Stored records:

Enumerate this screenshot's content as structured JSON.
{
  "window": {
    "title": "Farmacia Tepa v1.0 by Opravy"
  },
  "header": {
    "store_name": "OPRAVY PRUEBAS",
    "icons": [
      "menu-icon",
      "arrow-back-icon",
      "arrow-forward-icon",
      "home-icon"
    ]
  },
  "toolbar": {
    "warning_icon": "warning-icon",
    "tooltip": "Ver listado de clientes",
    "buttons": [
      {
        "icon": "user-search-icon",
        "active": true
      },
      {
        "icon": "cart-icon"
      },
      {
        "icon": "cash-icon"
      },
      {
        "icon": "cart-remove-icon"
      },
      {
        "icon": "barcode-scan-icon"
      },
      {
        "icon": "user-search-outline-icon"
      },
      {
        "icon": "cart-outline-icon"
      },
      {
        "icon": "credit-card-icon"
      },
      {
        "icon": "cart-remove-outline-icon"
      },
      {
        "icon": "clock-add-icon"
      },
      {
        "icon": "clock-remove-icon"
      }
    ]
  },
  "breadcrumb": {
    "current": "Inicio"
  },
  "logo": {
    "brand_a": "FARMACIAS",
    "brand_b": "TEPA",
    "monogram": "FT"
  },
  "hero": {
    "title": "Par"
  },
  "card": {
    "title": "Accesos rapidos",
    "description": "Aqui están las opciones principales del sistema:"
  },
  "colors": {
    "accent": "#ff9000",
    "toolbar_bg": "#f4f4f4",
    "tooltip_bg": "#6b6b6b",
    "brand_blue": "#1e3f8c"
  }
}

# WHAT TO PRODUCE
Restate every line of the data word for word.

# SOLUTION TO THIS PROBLEM
Enumerate this screenshot's content as structured JSON.
{
  "window": {
    "title": "Farmacia Tepa v1.0 by Opravy"
  },
  "header": {
    "store_name": "OPRAVY PRUEBAS",
    "icons": [
      "menu-icon",
      "arrow-back-icon",
      "arrow-forward-icon",
      "home-icon"
    ]
  },
  "toolbar": {
    "warning_icon": "warning-icon",
    "tooltip": "Ver listado de clientes",
    "buttons": [
      {
        "icon": "user-search-icon",
        "active": true
      },
      {
        "icon": "cart-icon"
      },
      {
        "icon": "cash-icon"
      },
      {
        "icon": "cart-remove-icon"
      },
      {
        "icon": "barcode-scan-icon"
      },
      {
        "icon": "user-search-outline-icon"
      },
      {
        "icon": "cart-outline-icon"
      },
      {
        "icon": "credit-card-icon"
      },
      {
        "icon": "cart-remove-outline-icon"
      },
      {
        "icon": "clock-add-icon"
      },
      {
        "icon": "clock-remove-icon"
      }
    ]
  },
  "breadcrumb": {
    "current": "Inicio"
  },
  "logo": {
    "brand_a": "FARMACIAS",
    "brand_b": "TEPA",
    "monogram": "FT"
  },
  "hero": {
    "title": "Par"
  },
  "card": {
    "title": "Accesos rapidos",
    "description": "Aqui están las opciones principales del sistema:"
  },
  "colors": {
    "accent": "#ff9000",
    "toolbar_bg": "#f4f4f4",
    "tooltip_bg": "#6b6b6b",
    "brand_blue": "#1e3f8c"
  }
}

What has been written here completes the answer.